“L o c a l a u t h o r i - ties employ qualified and skilled officers to access planning applications, which they rigorously review and challenge developers on, to ensure they are meeting stringent planning policy/guidance, before then making recommendations to planning committees on whether to approve or decline applications. Unfortunately, these committees are simply not aligned with planning officers and the planning system. Here, in this part of the process, decisions are based on politics and the desire to be re- elected. Until this conflict, which has existed as long as I can remember, is reformed, housing delivery is going to continue to be hampered.”
Sajid Javid MP, Secretary of State for communities and local government, believes lack of housing is “the biggest single barrier to social progress in Britain today”. Initiatives by former London Mayor Boris Johnson to kickstart development in Wembley and Edgware have been part of the government’s approach in the past but property professionals say more needs to be done.
Isaacs says: “At Generator Group, we have the opportunity to commence the delivery of 735 new homes (a mixture of affordable and private development) this year but of these, 333 units (45 per cent) are currently delayed in the planning system.
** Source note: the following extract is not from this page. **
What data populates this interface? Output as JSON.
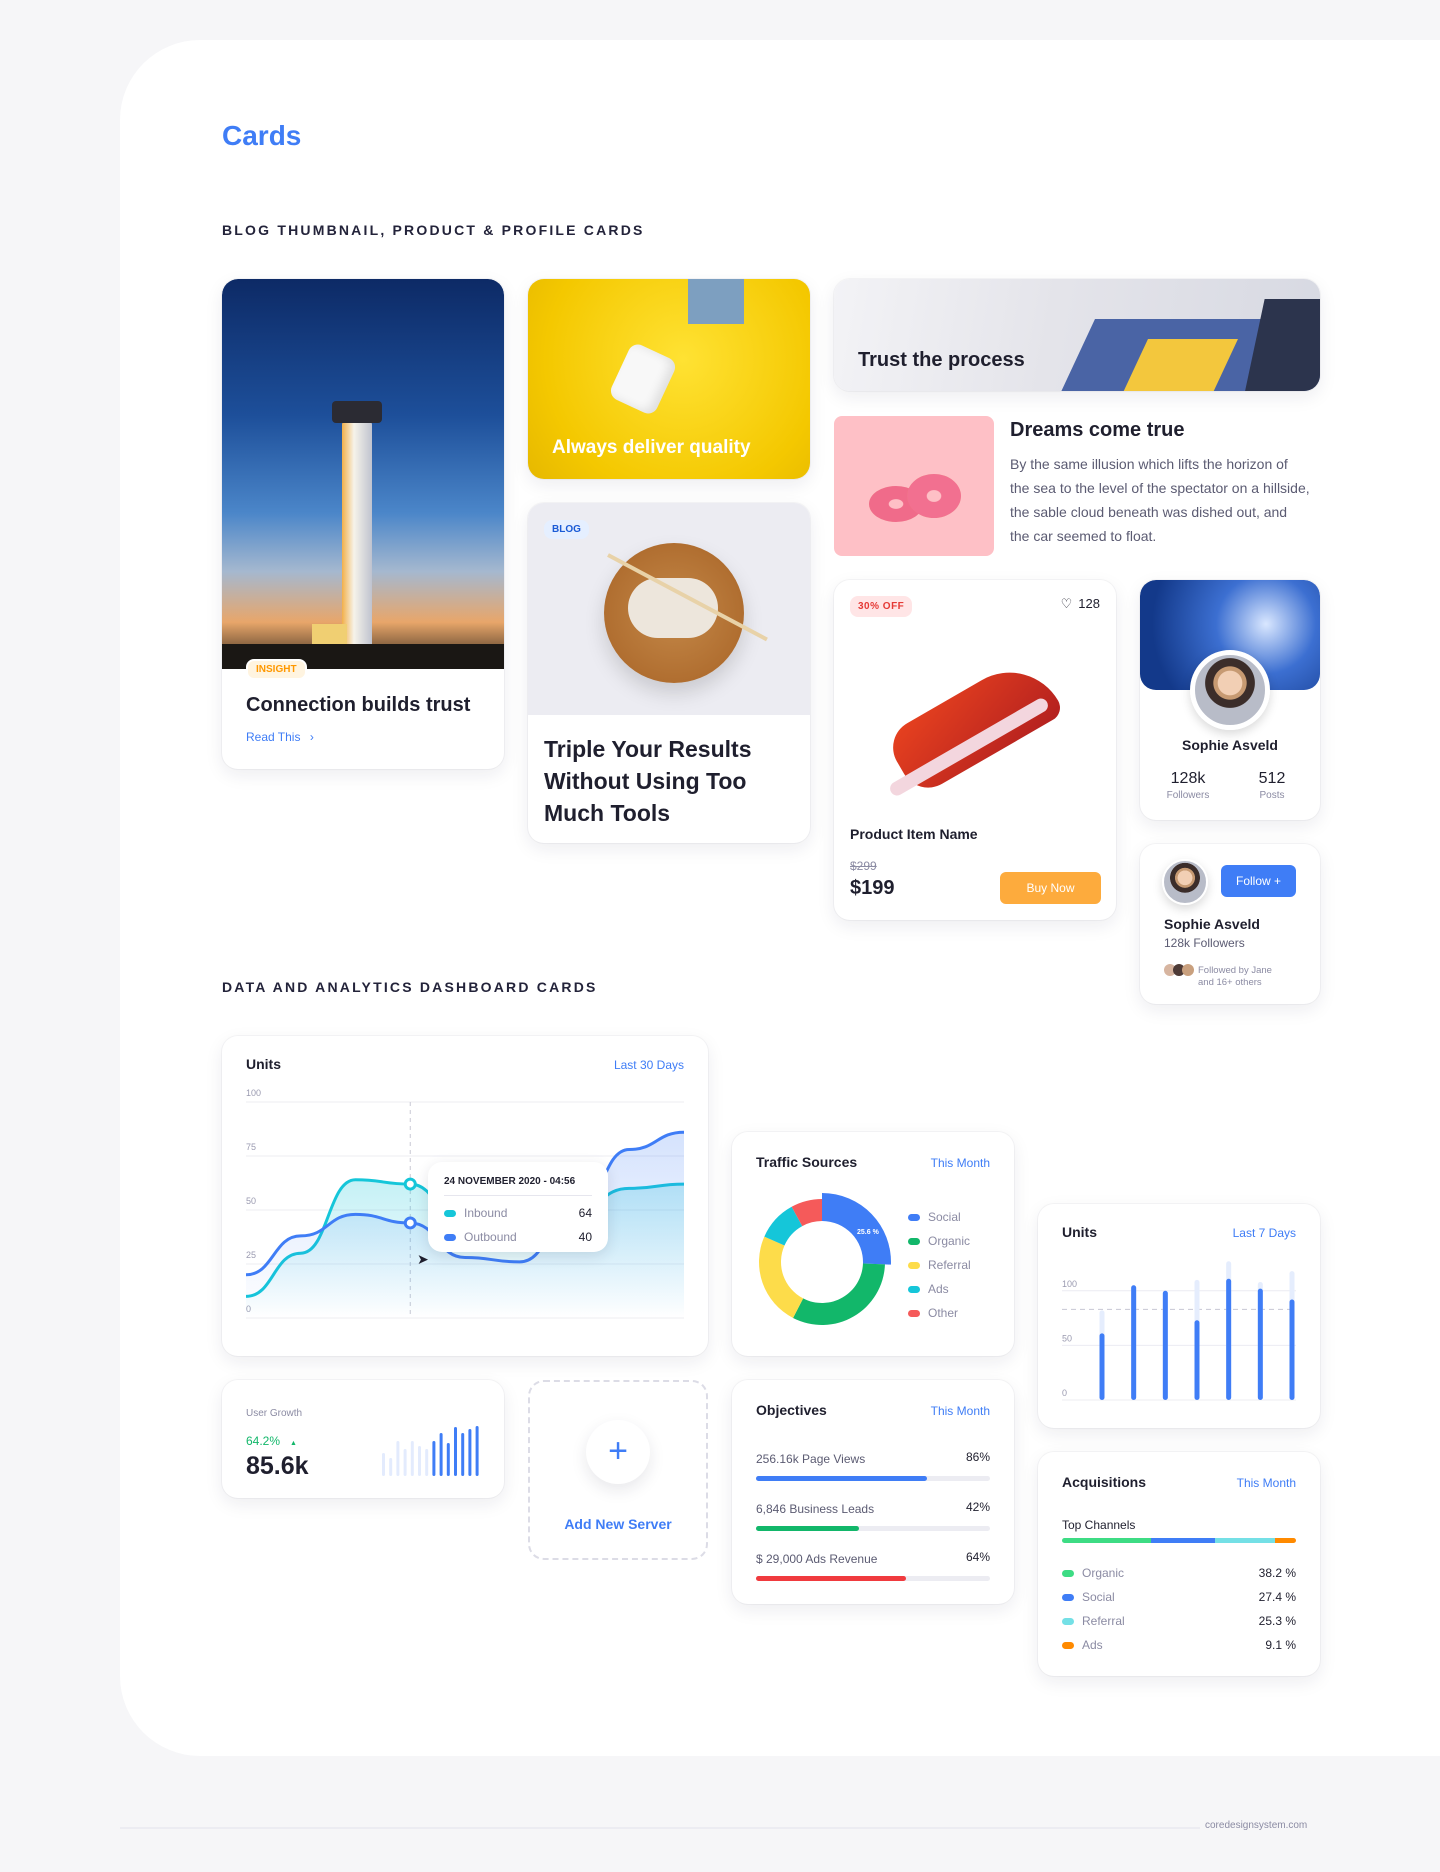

We are just one small housebuilder, so if you multiply this across the country then I suspect this will equate to a very big number that would without question help to address the current housing shortage.”
Leaf adds: “‘The proposals in the white paper sound great but we have heard it all before. Talking is all well and good but what about action — what will it actually mean for the builders, the planners, the architects, the local authorities and of course the buyers in the near future?”
What we really need is a cross-party agreement’
Downsizer appeal: Heronslea’s The White House, £729,950 via Preston Bennett